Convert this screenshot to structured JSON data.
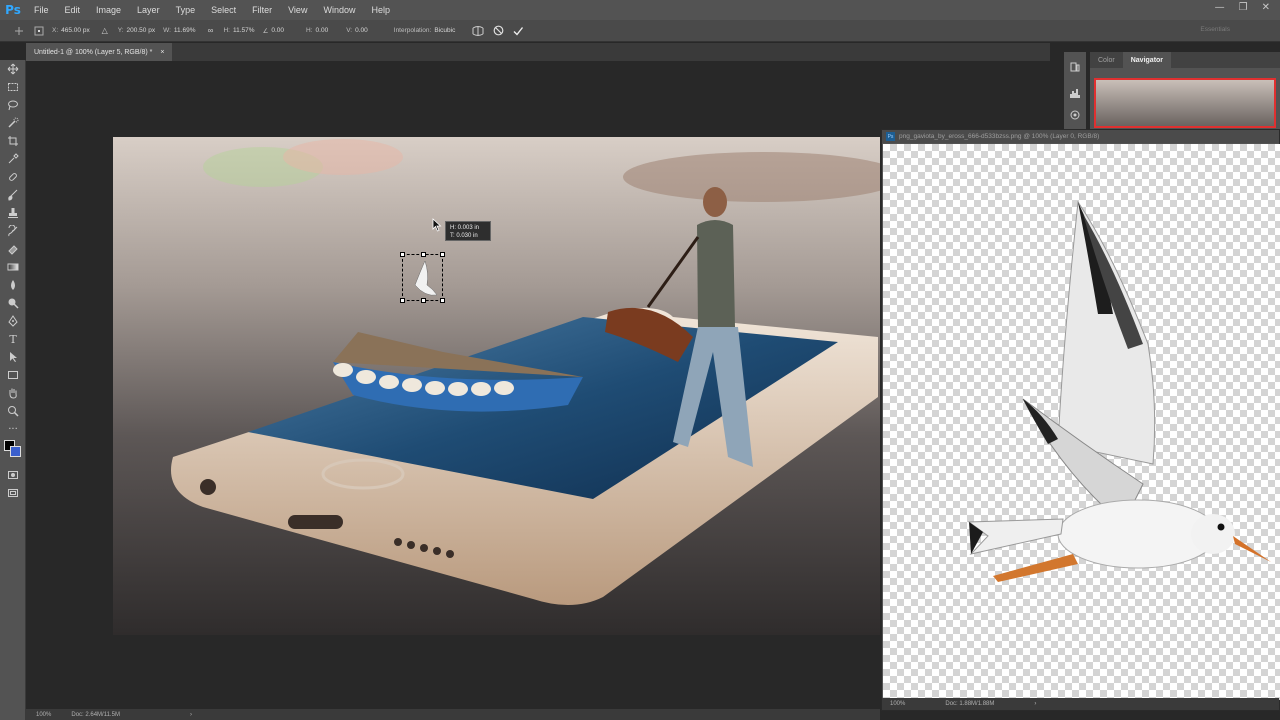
{
  "app": {
    "logo": "Ps"
  },
  "menu": [
    "File",
    "Edit",
    "Image",
    "Layer",
    "Type",
    "Select",
    "Filter",
    "View",
    "Window",
    "Help"
  ],
  "window_controls": [
    "—",
    "❐",
    "✕"
  ],
  "options_bar": {
    "x_label": "X:",
    "x_value": "465.00 px",
    "y_label": "Y:",
    "y_value": "200.50 px",
    "w_label": "W:",
    "w_value": "11.69%",
    "h_label": "H:",
    "h_value": "11.57%",
    "angle_value": "0.00",
    "hskew_label": "H:",
    "hskew_value": "0.00",
    "vskew_label": "V:",
    "vskew_value": "0.00",
    "interp_label": "Interpolation:",
    "interp_value": "Bicubic",
    "workspace": "Essentials"
  },
  "document_tab": {
    "title": "Untitled-1 @ 100% (Layer 5, RGB/8) *",
    "close": "×"
  },
  "transform_tooltip": {
    "line1": "H: 0.003 in",
    "line2": "T: 0.030 in"
  },
  "status_bar": {
    "zoom": "100%",
    "doc": "Doc: 2.64M/11.5M",
    "arrow": "›"
  },
  "panels": {
    "tabs": [
      "Color",
      "Navigator"
    ],
    "active": "Navigator"
  },
  "floating_window": {
    "title": "png_gaviota_by_eross_666-d533bzss.png @ 100% (Layer 0, RGB/8)",
    "zoom": "100%",
    "doc": "Doc: 1.88M/1.88M",
    "arrow": "›"
  },
  "icons": {
    "tools": [
      "move-icon",
      "marquee-icon",
      "lasso-icon",
      "quick-select-icon",
      "crop-icon",
      "eyedropper-icon",
      "healing-brush-icon",
      "brush-icon",
      "clone-stamp-icon",
      "history-brush-icon",
      "eraser-icon",
      "gradient-icon",
      "blur-icon",
      "dodge-icon",
      "pen-icon",
      "type-icon",
      "path-select-icon",
      "rectangle-icon",
      "hand-icon",
      "zoom-icon",
      "more-tools-icon"
    ]
  },
  "colors": {
    "accent": "#31a8ff",
    "foreground": "#000000",
    "background": "#3a5fcd"
  }
}
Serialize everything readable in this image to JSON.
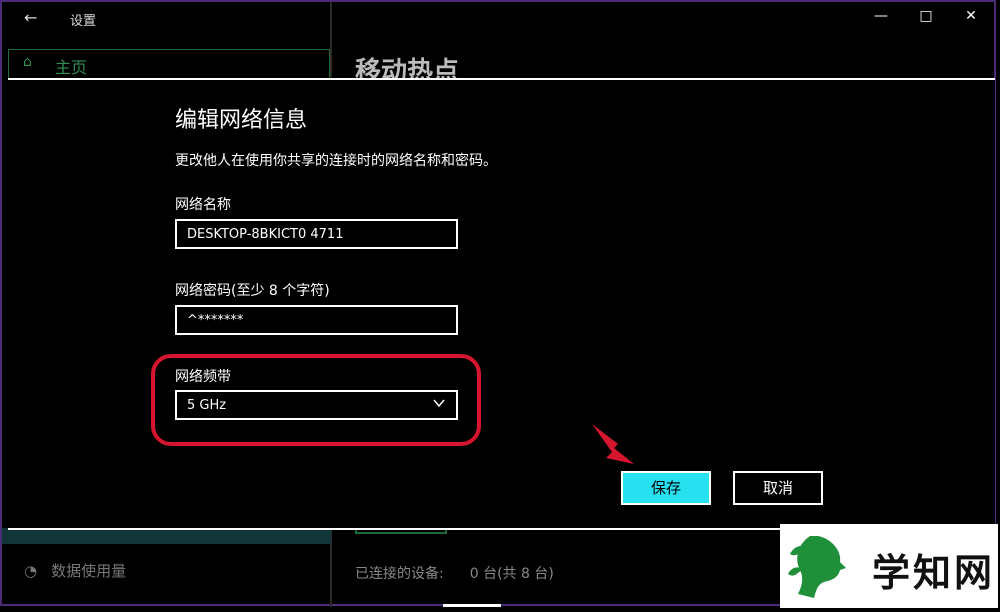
{
  "window": {
    "back_icon": "←",
    "title": "设置",
    "minimize": "—",
    "maximize": "□",
    "close": "✕"
  },
  "sidebar": {
    "home_icon": "⌂",
    "home_label": "主页",
    "data_usage_icon": "◔",
    "data_usage_label": "数据使用量"
  },
  "main": {
    "page_title": "移动热点",
    "connected_label": "已连接的设备:",
    "connected_value": "0 台(共 8 台)"
  },
  "dialog": {
    "title": "编辑网络信息",
    "description": "更改他人在使用你共享的连接时的网络名称和密码。",
    "name_label": "网络名称",
    "name_value": "DESKTOP-8BKICT0 4711",
    "password_label": "网络密码(至少 8 个字符)",
    "password_value": "^*******",
    "band_label": "网络频带",
    "band_value": "5 GHz",
    "save_label": "保存",
    "cancel_label": "取消"
  },
  "watermark": {
    "text": "学知网"
  },
  "colors": {
    "accent": "#27e0f0",
    "highlight": "#d6162e",
    "green": "#2f8f55",
    "logo_green": "#1f8f3a"
  }
}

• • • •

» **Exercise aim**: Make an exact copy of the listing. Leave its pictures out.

» **Solution to this exercise**:
Convert this screenshot to structured JSON data.
{
  "app": {
    "logo": "Ps"
  },
  "menu": [
    "File",
    "Edit",
    "Image",
    "Layer",
    "Type",
    "Select",
    "Filter",
    "View",
    "Window",
    "Help"
  ],
  "window_controls": [
    "—",
    "❐",
    "✕"
  ],
  "options_bar": {
    "x_label": "X:",
    "x_value": "465.00 px",
    "y_label": "Y:",
    "y_value": "200.50 px",
    "w_label": "W:",
    "w_value": "11.69%",
    "h_label": "H:",
    "h_value": "11.57%",
    "angle_value": "0.00",
    "hskew_label": "H:",
    "hskew_value": "0.00",
    "vskew_label": "V:",
    "vskew_value": "0.00",
    "interp_label": "Interpolation:",
    "interp_value": "Bicubic",
    "workspace": "Essentials"
  },
  "document_tab": {
    "title": "Untitled-1 @ 100% (Layer 5, RGB/8) *",
    "close": "×"
  },
  "transform_tooltip": {
    "line1": "H: 0.003 in",
    "line2": "T: 0.030 in"
  },
  "status_bar": {
    "zoom": "100%",
    "doc": "Doc: 2.64M/11.5M",
    "arrow": "›"
  },
  "panels": {
    "tabs": [
      "Color",
      "Navigator"
    ],
    "active": "Navigator"
  },
  "floating_window": {
    "title": "png_gaviota_by_eross_666-d533bzss.png @ 100% (Layer 0, RGB/8)",
    "zoom": "100%",
    "doc": "Doc: 1.88M/1.88M",
    "arrow": "›"
  },
  "icons": {
    "tools": [
      "move-icon",
      "marquee-icon",
      "lasso-icon",
      "quick-select-icon",
      "crop-icon",
      "eyedropper-icon",
      "healing-brush-icon",
      "brush-icon",
      "clone-stamp-icon",
      "history-brush-icon",
      "eraser-icon",
      "gradient-icon",
      "blur-icon",
      "dodge-icon",
      "pen-icon",
      "type-icon",
      "path-select-icon",
      "rectangle-icon",
      "hand-icon",
      "zoom-icon",
      "more-tools-icon"
    ]
  },
  "colors": {
    "accent": "#31a8ff",
    "foreground": "#000000",
    "background": "#3a5fcd"
  }
}
Serialize everything readable in this image to JSON.
{
  "window": {
    "back_icon": "←",
    "title": "设置",
    "minimize": "—",
    "maximize": "□",
    "close": "✕"
  },
  "sidebar": {
    "home_icon": "⌂",
    "home_label": "主页",
    "data_usage_icon": "◔",
    "data_usage_label": "数据使用量"
  },
  "main": {
    "page_title": "移动热点",
    "connected_label": "已连接的设备:",
    "connected_value": "0 台(共 8 台)"
  },
  "dialog": {
    "title": "编辑网络信息",
    "description": "更改他人在使用你共享的连接时的网络名称和密码。",
    "name_label": "网络名称",
    "name_value": "DESKTOP-8BKICT0 4711",
    "password_label": "网络密码(至少 8 个字符)",
    "password_value": "^*******",
    "band_label": "网络频带",
    "band_value": "5 GHz",
    "save_label": "保存",
    "cancel_label": "取消"
  },
  "watermark": {
    "text": "学知网"
  },
  "colors": {
    "accent": "#27e0f0",
    "highlight": "#d6162e",
    "green": "#2f8f55",
    "logo_green": "#1f8f3a"
  }
}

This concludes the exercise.